“The thing that’s great about Thelonius Monk is just how rhythmic everything is,” Belanus said. “I think it can go anywhere as long as you have people who are dedicated to that quirky sense of rhythm and the very precise sense of rhythm and timing that all his compositions have.”
Bowen said the interplay between Wang and Belanus makes up for the missing 88 keys.
“They sometimes will split melodies amongst each other, just without even realizing it, because the space is there for each of them to accompany and to play the melody at the same time,” Bowen said. “It’s almost like two stringed instruments becoming a piano of a sort. It’s all of the harmonic information if you were to put it on a piano. It would almost be like playing with a really killer solo pianist with, like, three left hands and two right hands.”
That type of unconventional attack is typical for BRD, Belanus said.
“That’s how we all are,” Belanus said. “We’re not necessarily contrarians as much as we’re kind of out-of-the-box thinkers on our instruments.”
Bowen said that this mindset comes from BRD’s wide-ranging collective musical experience, which in turn comes from how very difficult it is to make a living playing jazz in the 21st century.

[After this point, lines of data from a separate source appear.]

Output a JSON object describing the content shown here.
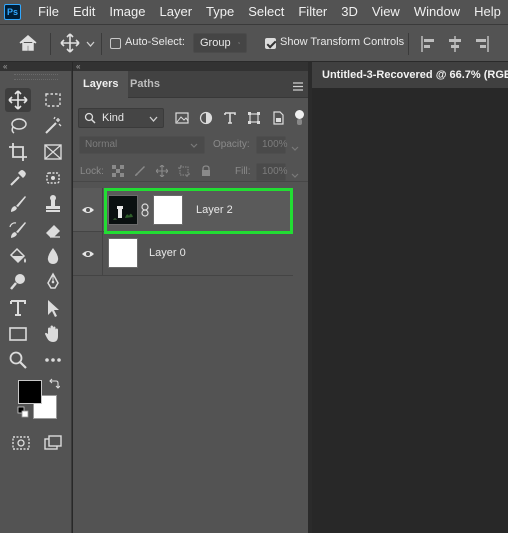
{
  "app": {
    "logo": "Ps"
  },
  "menu": [
    "File",
    "Edit",
    "Image",
    "Layer",
    "Type",
    "Select",
    "Filter",
    "3D",
    "View",
    "Window",
    "Help"
  ],
  "options_bar": {
    "auto_select_label": "Auto-Select:",
    "auto_select_checked": false,
    "group_value": "Group",
    "show_transform_label": "Show Transform Controls",
    "show_transform_checked": true
  },
  "tools": {
    "items": [
      "move-tool",
      "marquee-tool",
      "lasso-tool",
      "magic-wand-tool",
      "crop-tool",
      "frame-tool",
      "eyedropper-tool",
      "patch-tool",
      "brush-tool",
      "stamp-tool",
      "history-brush-tool",
      "eraser-tool",
      "bucket-tool",
      "blur-tool",
      "dodge-tool",
      "pen-tool",
      "type-tool",
      "path-selection-tool",
      "rectangle-tool",
      "hand-tool",
      "zoom-tool",
      "more-tools"
    ],
    "active": "move-tool",
    "foreground_color": "#000000",
    "background_color": "#ffffff"
  },
  "layers_panel": {
    "tabs": [
      "Layers",
      "Paths"
    ],
    "active_tab": "Layers",
    "filter_kind": "Kind",
    "blend_mode": "Normal",
    "opacity_label": "Opacity:",
    "opacity_value": "100%",
    "lock_label": "Lock:",
    "fill_label": "Fill:",
    "fill_value": "100%",
    "layers": [
      {
        "name": "Layer 2",
        "visible": true,
        "has_mask": true,
        "selected": true
      },
      {
        "name": "Layer 0",
        "visible": true,
        "has_mask": false,
        "selected": false
      }
    ],
    "highlight_color": "#22dd33"
  },
  "document": {
    "tab_title": "Untitled-3-Recovered @ 66.7% (RGB"
  }
}
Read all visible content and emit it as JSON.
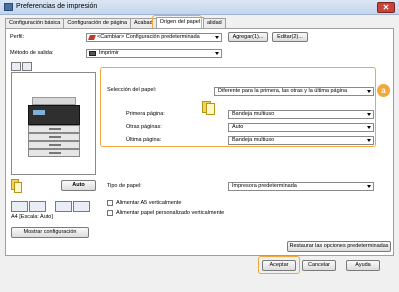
{
  "window": {
    "title": "Preferencias de impresión",
    "close_label": "✕"
  },
  "tabs": [
    {
      "label": "Configuración básica",
      "active": false
    },
    {
      "label": "Configuración de página",
      "active": false
    },
    {
      "label": "Acabad",
      "active": false
    },
    {
      "label": "Origen del papel",
      "active": true
    },
    {
      "label": "alidad",
      "active": false
    }
  ],
  "profile": {
    "label": "Perfil:",
    "value": "<Cambiar> Configuración predeterminada",
    "add_label": "Agregar(1)...",
    "edit_label": "Editar(2)..."
  },
  "output": {
    "label": "Método de salida:",
    "value": "Imprimir"
  },
  "preview": {
    "auto_label": "Auto",
    "scale_text": "A4 [Escala: Auto]",
    "show_config_label": "Mostrar configuración"
  },
  "paper_selection": {
    "label": "Selección del papel:",
    "value": "Diferente para la primera, las otras y la última página",
    "first_page_label": "Primera página:",
    "first_page_value": "Bandeja multiuso",
    "other_pages_label": "Otras páginas:",
    "other_pages_value": "Auto",
    "last_page_label": "Última página:",
    "last_page_value": "Bandeja multiuso"
  },
  "badge": {
    "text": "a"
  },
  "paper_type": {
    "label": "Tipo de papel:",
    "value": "Impresora predeterminada"
  },
  "checkboxes": [
    {
      "label": "Alimentar A5 verticalmente",
      "checked": false
    },
    {
      "label": "Alimentar papel personalizado verticalmente",
      "checked": false
    }
  ],
  "restore_label": "Restaurar las opciones predeterminadas",
  "footer": {
    "ok_label": "Aceptar",
    "cancel_label": "Cancelar",
    "help_label": "Ayuda"
  },
  "colors": {
    "highlight": "#f2a83a",
    "titlebar": "#c3d5ec"
  }
}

“You want to be a Swiss army knife in order to get work to survive, because jazz takes a backup career to be in full swing most of the time. If you’re going to play music, that’s what you learn to do is learn to float,” Bowen said. “We all can accompany anything from Pointer Sisters touring bands, to the Philharmonic stuff to orchestra stuff to big bands to rock and roll gigs, to country gigs to studio stuff … contemporary church music, rock church, as I like to call it. We do, I mean literally, almost anything.”
BRD has however, abandoned the attempt to reinterpret the Miley Cyrus hit “Wrecking Ball” for jazz trio. At least for now. But the group plans to release a “mostly originals project” soon. BRD’s approach to creating original music is equally eclectic.
“It’s kind of like we’re a think tank together,” Bowen said. “We’ll try the zaniest ideas we can sometimes just to throw ourselves off, to see if we have the discipline and musicianship to make it through and then say, ‘Nah, scrap that idea. We’re just gonna do it normally next time.’ There’s a safe space with each other where we could try anything.”
Like a specimen in a mad scientist’s laboratory, music developed in the BRD method may evolve into a completely different animal in the process.
“To me, that’s what’s awesome,” Bowen said. “The music we’re making is going to live. No matter what, it’s going to fight to survive.”
“The most important part is just being able to listen to each other no matter what’s going on and just follow somebody,” Belanus said. “Whether we have something on a piece of paper or not, we all are human. We have to follow our ears. Sometimes they go somewhere we didn’t expect them to go … but if we’re all in the same zone and mindset, which is why we play together, we can all react. It makes music a living, breathing thing.”
Finding time to record and venues to play has been complicated in the past couple of years by the same problems plaguing pretty much every person on the planet (ask around), and scheduling practice has been more difficult since Belanus got married and moved to Tulsa. But Belanus’ wife, jazz vocalist Micah McCaslin Belanus, also offers the chance to occasionally expand the trio into a quartet they call SongBRD.
“We’re all married to music and musical people,” Belanus said.
Jeremy Martin writes about music and other stuff in OKC. He's also the less funny half of comedy duo The Martin Duprass and the proud father of two delightful baby turtles (pictured).